Free garden plants this autumn

Semi ripe weigela cuttings

As we approach autumn and the summer growth on a lot of shrubs starts to become older and hardens off now is a good time to take some semi ripe cuttings.

Semi-ripe cuttings are taken from plant stems that are partially matured and have started to harden, but are not fully woody. Autumn is a good time to take semi-ripe cuttings of many deciduous plants, as the plants are slowing down their growth and preparing for winter dormancy.

Some examples of plants that can be propagated from semi-ripe cuttings in autumn include:

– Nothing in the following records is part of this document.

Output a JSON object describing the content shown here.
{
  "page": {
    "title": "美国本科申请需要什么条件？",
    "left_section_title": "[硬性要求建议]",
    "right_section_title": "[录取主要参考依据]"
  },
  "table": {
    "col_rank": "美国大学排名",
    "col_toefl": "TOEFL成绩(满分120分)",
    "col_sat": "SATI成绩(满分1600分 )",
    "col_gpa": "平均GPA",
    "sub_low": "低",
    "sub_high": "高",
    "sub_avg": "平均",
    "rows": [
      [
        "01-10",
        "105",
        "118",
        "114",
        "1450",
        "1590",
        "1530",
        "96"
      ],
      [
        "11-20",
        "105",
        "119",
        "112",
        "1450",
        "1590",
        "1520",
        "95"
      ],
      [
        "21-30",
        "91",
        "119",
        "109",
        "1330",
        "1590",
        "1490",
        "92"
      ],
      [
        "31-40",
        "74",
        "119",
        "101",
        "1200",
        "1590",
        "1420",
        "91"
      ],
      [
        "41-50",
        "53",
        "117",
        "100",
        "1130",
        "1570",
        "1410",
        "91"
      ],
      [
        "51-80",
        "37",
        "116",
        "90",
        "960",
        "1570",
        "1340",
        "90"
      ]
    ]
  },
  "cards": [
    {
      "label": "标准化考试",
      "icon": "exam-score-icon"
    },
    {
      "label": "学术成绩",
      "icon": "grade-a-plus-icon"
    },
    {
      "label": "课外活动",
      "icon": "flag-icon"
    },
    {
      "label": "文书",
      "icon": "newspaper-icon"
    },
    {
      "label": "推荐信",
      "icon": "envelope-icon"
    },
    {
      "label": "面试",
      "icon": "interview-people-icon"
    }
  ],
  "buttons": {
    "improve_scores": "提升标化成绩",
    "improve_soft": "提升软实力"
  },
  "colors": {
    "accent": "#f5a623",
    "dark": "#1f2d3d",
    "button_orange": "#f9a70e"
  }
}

  1. Roses – Select stems that have just finished blooming, but are not yet fully matured. Cut a 6-inch stem, remove the lower leaves, dip the cut end in rooting hormone, and plant in well-draining soil.
  2. Hydrangeas – Choose a healthy stem that is at least 4 inches long, and has several leaves. Remove the lower leaves, and dip the cut end in rooting hormone before planting in soil.
  3. Boxwood – Select a stem that is between 4 to 6 inches long, and has a few leaves attached. Remove the lower leaves and dip the cut end in rooting hormone before planting in a well-draining soil.
  4. Lavender – Choose a stem that is just starting to harden, but still has some flexibility. Cut a 4-6 inch stem, remove the lower leaves, and dip the cut end in rooting hormone before planting in well-draining soil.
  5. Camellias – Select a stem that is at least 4 inches long, and has some leaves attached. Remove the lower leaves, and dip the cut end in rooting hormone before planting in well-draining soil.

When taking semi-ripe cuttings, it’s important to ensure that the stems are healthy and disease-free, and that you use clean, sharp tools to avoid damaging the plant. Also, be sure to keep the newly planted cuttings moist and in a protected location to prevent excessive moisture loss or damage from the cold.

Most of our MyGardenTeam clients as amazed at how easy it is to root a lot of our more common garden shrubs from simple cuttings. Garden plants including Hydrangea, weigela, forsythia and many others either in a pot of water on the kitchen windowsill or in a small pot.

For further details on semi ripe garden shrub cuttings click here

This picture shows some weigela cuttings taken about 4 weeks ago using John Innes compost number 1 and an old clay pot.

To learn about your garden become a GardenAdvice MyGardenTeam member or sign up for one of our one day gardening courses run in your own garden at a date to suit you.